- **Entries taken from a collection**:
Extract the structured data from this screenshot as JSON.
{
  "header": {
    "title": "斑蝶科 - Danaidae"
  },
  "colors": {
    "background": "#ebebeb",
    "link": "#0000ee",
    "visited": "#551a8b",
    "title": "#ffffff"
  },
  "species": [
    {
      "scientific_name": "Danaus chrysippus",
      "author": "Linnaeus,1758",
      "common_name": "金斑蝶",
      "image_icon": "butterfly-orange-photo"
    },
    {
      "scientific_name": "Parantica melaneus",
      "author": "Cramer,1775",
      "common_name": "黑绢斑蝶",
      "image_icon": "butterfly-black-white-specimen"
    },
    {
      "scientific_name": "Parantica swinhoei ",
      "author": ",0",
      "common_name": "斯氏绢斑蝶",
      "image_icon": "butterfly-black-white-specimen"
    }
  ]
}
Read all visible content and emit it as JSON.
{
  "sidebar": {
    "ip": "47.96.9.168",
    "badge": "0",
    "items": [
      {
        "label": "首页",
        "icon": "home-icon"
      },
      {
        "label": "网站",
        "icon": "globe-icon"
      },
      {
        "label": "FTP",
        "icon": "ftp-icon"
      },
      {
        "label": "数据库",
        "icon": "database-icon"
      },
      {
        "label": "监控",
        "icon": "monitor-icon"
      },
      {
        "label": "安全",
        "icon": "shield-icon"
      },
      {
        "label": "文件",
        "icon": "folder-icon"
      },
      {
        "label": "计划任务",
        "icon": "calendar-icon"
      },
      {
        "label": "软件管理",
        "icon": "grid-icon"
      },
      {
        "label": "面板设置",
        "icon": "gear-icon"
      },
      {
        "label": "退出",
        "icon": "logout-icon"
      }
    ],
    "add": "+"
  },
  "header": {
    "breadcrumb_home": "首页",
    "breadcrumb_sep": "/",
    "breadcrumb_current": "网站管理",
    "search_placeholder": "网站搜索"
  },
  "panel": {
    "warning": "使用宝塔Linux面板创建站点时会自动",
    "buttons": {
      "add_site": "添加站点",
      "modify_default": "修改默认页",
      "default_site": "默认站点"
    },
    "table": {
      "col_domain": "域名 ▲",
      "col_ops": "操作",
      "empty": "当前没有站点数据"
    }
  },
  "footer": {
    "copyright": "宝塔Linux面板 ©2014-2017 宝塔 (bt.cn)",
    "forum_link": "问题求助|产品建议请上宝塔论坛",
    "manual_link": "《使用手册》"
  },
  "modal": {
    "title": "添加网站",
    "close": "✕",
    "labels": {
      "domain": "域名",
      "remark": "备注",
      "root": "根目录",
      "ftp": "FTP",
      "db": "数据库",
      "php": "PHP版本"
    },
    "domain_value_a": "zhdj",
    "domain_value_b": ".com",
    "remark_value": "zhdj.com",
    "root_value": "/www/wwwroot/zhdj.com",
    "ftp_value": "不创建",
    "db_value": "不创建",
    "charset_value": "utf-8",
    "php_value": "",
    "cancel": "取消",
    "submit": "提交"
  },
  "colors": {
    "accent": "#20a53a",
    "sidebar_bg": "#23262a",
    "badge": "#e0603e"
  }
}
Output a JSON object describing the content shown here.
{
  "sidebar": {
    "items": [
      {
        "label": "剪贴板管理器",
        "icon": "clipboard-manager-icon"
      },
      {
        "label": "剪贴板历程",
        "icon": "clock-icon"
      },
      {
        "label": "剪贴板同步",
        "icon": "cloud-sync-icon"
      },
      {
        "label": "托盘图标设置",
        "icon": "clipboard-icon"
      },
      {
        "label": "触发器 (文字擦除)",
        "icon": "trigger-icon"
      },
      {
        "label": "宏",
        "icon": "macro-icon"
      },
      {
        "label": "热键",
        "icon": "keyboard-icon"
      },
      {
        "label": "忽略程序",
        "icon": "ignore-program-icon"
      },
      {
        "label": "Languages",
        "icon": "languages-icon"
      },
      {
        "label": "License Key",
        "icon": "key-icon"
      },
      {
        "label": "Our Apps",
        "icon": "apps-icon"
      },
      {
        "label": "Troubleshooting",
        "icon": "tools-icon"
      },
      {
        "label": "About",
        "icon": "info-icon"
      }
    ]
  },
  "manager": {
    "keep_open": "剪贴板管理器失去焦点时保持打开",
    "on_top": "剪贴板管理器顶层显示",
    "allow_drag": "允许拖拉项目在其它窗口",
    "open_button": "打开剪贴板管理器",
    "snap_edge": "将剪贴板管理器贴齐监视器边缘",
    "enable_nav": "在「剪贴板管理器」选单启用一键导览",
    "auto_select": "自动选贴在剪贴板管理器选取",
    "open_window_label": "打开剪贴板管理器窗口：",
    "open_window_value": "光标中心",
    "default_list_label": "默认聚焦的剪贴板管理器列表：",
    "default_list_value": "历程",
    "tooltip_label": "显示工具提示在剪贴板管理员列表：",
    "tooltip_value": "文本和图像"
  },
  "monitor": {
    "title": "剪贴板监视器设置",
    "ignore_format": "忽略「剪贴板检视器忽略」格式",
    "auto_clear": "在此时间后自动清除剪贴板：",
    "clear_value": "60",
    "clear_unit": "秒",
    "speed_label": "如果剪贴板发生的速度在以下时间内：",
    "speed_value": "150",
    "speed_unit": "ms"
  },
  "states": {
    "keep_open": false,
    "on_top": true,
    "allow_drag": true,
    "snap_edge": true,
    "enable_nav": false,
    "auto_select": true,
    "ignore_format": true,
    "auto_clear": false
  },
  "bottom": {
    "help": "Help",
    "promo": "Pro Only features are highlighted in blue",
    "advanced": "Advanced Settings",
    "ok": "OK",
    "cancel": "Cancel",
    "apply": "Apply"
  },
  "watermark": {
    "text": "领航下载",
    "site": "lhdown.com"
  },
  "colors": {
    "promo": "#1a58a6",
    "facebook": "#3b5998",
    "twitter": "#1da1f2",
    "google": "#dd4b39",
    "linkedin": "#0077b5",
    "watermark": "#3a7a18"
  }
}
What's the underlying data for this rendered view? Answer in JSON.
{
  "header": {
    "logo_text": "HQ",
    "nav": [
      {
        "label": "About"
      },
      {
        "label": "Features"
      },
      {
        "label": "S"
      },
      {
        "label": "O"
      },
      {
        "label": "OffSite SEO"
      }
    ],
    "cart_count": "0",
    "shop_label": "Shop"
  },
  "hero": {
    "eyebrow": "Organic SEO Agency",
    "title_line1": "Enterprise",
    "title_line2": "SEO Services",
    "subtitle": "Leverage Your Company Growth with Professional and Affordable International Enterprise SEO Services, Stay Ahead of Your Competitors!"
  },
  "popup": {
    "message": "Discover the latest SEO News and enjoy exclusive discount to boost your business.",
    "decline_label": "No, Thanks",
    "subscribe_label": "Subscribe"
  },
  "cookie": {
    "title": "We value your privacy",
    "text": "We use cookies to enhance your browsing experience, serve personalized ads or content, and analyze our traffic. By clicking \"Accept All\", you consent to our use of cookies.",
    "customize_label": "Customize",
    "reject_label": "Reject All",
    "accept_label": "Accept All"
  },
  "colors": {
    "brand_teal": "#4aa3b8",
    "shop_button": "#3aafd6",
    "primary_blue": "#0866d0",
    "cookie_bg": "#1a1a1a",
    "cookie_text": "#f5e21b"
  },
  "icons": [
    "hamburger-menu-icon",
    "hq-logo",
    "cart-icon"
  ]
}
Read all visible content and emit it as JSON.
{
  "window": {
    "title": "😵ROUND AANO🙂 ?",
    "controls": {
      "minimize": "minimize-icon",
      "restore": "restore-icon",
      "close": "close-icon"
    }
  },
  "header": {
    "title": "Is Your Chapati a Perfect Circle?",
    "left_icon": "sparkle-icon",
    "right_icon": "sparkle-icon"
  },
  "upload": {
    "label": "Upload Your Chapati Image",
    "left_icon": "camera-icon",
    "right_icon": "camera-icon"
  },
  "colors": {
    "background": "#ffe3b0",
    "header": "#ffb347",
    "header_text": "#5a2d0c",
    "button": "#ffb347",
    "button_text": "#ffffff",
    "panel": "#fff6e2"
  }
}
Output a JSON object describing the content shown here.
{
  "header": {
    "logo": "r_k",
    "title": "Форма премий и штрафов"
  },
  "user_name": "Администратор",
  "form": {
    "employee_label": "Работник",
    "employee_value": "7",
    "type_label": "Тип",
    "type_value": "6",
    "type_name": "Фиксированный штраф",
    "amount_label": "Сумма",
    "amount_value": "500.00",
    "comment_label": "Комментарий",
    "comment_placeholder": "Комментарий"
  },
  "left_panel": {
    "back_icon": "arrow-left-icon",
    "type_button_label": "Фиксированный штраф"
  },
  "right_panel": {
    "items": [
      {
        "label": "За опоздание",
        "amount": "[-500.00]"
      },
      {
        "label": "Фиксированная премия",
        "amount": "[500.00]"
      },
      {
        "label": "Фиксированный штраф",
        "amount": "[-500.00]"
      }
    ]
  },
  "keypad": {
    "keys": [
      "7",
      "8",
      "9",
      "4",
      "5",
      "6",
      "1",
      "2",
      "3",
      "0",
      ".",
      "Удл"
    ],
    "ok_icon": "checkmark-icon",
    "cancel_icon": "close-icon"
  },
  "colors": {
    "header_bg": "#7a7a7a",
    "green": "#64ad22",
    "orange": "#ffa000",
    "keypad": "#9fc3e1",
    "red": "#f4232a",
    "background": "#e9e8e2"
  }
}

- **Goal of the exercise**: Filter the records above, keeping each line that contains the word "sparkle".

- **Response for this exercise**:
    "left_icon": "sparkle-icon",
    "right_icon": "sparkle-icon"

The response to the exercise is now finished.